Count the lines below that contain the word "values". Give only the number.
Supplied material START
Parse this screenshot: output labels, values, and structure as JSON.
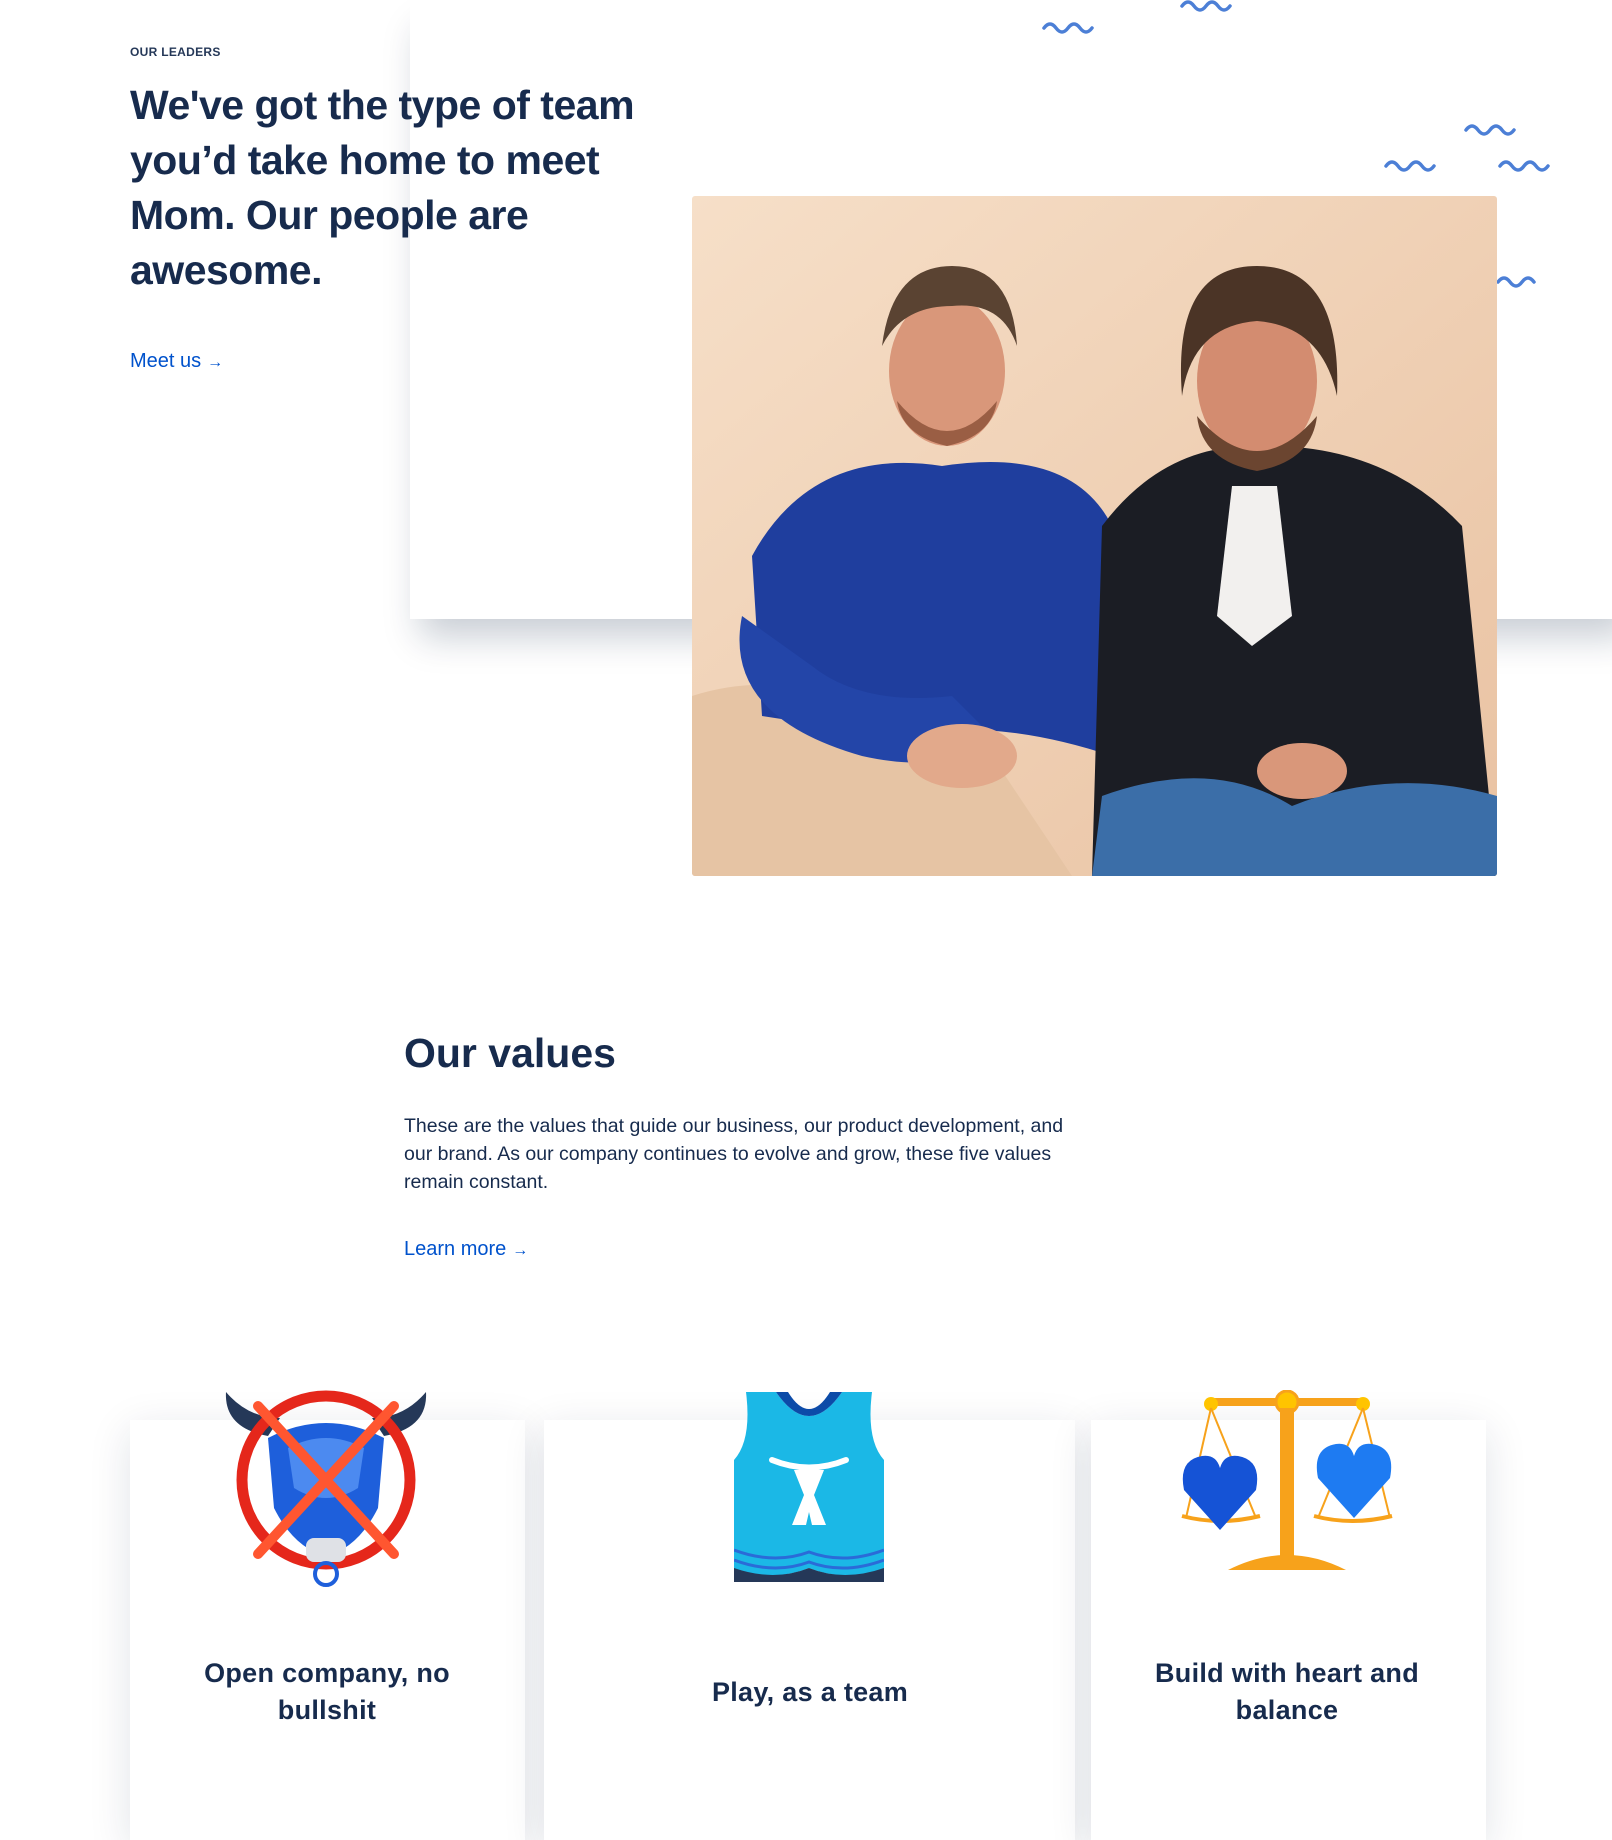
{
  "leaders": {
    "eyebrow": "OUR LEADERS",
    "headline": "We've got the type of team you’d take home to meet Mom. Our people are awesome.",
    "link_label": "Meet us",
    "link_arrow": "→",
    "photo": "two-founders-photo"
  },
  "values": {
    "title": "Our values",
    "description": "These are the values that guide our business, our product development, and our brand. As our company continues to evolve and grow, these five values remain constant.",
    "link_label": "Learn more",
    "link_arrow": "→",
    "items": [
      {
        "label": "Open company, no bullshit",
        "icon": "crossed-out-bull-icon"
      },
      {
        "label": "Play, as a team",
        "icon": "team-jersey-icon"
      },
      {
        "label": "Build with heart and balance",
        "icon": "balance-scale-hearts-icon"
      }
    ]
  },
  "colors": {
    "heading": "#172B4D",
    "link": "#0052CC",
    "squiggle": "#4C7FD6"
  }
}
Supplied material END
_Reply:_ 4